**ASSIGNMENT:** From the records, pick out and copy each line containing "JSON".

**GIVEN RECORDS:**

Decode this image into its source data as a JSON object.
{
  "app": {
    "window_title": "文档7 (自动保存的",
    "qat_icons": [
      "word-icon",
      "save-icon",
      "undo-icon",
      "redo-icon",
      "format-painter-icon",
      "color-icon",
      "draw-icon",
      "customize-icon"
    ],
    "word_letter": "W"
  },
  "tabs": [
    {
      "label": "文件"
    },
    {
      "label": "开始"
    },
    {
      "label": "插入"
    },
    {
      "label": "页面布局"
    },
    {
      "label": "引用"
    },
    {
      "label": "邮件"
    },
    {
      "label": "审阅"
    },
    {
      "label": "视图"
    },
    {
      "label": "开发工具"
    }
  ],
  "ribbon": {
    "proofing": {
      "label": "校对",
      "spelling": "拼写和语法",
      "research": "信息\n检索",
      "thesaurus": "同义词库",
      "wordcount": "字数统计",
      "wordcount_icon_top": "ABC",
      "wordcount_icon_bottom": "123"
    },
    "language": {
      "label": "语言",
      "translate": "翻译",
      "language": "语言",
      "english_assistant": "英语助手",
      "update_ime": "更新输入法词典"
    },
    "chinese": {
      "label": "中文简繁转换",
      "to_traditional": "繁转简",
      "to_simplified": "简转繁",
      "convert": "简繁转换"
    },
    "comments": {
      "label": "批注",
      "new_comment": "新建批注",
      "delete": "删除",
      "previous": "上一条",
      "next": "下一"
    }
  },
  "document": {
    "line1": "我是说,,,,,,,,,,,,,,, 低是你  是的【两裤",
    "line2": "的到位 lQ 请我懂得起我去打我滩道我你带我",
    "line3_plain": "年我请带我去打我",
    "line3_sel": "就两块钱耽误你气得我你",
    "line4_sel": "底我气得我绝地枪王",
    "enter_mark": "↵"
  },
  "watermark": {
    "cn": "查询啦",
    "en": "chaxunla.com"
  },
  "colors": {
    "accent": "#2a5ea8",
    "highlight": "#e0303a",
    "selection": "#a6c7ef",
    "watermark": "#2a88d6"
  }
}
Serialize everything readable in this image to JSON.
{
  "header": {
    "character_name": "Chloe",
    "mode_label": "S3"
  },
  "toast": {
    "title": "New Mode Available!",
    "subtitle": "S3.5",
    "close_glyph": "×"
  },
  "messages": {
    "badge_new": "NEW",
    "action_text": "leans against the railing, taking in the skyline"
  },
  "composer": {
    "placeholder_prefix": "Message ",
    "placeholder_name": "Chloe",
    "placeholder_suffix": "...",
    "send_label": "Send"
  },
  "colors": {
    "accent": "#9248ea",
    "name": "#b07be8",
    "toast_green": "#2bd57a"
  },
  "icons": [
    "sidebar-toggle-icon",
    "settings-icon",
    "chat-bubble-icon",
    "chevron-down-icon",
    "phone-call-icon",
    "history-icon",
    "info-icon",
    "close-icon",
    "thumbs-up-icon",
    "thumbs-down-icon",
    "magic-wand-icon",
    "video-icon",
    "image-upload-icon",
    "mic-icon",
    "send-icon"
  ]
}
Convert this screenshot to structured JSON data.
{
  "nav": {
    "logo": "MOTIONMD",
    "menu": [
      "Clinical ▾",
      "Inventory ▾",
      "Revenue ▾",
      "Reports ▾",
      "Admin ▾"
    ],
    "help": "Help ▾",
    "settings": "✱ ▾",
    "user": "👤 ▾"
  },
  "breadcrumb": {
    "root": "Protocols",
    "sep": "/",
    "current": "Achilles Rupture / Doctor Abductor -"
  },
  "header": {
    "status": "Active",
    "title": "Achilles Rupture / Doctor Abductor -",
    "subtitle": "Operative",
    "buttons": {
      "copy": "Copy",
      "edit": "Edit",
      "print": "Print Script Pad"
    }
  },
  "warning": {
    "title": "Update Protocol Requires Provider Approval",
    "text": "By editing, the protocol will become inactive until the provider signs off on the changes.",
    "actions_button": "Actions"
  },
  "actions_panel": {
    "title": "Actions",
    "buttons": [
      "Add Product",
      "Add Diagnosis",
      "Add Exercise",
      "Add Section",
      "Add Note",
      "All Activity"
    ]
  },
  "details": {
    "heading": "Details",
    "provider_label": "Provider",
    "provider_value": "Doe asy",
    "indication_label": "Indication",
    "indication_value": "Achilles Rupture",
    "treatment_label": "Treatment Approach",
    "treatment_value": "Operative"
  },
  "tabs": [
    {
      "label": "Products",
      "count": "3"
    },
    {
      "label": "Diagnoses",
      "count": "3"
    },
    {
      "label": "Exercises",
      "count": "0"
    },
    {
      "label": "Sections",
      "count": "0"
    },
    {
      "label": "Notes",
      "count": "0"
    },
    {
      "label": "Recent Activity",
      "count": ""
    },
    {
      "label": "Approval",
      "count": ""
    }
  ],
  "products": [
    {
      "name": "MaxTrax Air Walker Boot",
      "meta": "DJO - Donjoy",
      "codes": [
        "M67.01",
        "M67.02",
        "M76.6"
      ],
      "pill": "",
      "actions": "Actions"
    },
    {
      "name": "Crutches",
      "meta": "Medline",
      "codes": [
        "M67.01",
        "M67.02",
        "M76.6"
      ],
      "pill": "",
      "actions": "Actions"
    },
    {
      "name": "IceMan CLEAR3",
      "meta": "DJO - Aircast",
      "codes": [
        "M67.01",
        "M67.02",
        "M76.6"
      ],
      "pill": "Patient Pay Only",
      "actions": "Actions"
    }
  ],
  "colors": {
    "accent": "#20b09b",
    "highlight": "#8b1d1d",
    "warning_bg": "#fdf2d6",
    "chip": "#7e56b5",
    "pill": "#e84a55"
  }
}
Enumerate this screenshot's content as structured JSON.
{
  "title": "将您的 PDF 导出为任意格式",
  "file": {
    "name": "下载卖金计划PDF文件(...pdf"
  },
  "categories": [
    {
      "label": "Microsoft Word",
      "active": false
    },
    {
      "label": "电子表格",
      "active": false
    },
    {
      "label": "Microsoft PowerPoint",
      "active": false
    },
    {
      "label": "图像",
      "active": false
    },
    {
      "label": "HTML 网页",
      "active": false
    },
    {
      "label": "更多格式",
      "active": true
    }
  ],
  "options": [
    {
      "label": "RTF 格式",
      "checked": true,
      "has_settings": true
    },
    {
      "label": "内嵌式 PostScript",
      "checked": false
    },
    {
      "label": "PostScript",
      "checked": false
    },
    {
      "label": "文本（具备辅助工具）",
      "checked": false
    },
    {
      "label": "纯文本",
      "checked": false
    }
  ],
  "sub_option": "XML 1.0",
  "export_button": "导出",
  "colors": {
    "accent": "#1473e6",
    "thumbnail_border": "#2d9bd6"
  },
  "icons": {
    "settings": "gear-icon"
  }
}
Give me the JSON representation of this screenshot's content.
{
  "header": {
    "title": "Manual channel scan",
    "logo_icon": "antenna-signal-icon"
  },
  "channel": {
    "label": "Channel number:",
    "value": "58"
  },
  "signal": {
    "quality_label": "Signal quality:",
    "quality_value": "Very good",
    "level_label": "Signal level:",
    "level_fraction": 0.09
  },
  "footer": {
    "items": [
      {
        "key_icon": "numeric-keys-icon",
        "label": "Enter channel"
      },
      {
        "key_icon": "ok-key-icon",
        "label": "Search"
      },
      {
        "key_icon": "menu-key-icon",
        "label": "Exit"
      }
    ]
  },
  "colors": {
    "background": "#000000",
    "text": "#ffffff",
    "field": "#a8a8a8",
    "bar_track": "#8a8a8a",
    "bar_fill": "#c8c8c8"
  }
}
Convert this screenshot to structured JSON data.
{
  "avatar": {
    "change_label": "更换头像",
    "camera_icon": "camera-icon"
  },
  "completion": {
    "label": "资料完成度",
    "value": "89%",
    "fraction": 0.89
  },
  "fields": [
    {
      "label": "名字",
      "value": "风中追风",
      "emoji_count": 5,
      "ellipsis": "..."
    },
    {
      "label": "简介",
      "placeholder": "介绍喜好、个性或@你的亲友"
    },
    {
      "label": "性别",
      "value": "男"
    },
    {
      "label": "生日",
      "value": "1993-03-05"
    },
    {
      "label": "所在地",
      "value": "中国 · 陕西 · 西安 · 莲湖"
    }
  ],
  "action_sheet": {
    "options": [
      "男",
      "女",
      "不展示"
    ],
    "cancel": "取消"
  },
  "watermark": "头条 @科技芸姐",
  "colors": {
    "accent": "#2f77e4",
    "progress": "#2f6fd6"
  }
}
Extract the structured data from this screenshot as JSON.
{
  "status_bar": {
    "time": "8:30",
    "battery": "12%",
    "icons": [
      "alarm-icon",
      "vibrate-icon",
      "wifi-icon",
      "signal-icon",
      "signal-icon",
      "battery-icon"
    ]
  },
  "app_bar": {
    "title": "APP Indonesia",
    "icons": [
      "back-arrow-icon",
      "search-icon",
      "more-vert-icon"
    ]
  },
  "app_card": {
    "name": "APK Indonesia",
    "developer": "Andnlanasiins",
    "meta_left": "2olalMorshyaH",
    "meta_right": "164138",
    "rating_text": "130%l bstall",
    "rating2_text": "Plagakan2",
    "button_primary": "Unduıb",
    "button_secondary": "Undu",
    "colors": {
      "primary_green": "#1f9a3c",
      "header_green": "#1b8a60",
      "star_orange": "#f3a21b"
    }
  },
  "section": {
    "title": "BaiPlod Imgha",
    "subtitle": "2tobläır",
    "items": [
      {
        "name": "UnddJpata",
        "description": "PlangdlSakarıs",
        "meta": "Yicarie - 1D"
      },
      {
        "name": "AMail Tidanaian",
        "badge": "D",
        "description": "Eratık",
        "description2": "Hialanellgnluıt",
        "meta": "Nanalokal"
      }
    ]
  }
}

**TASK SOLUTION:**
Decode this image into its source data as a JSON object.
Serialize everything readable in this image to JSON.
Convert this screenshot to structured JSON data.
Enumerate this screenshot's content as structured JSON.
Give me the JSON representation of this screenshot's content.
Convert this screenshot to structured JSON data.
Extract the structured data from this screenshot as JSON.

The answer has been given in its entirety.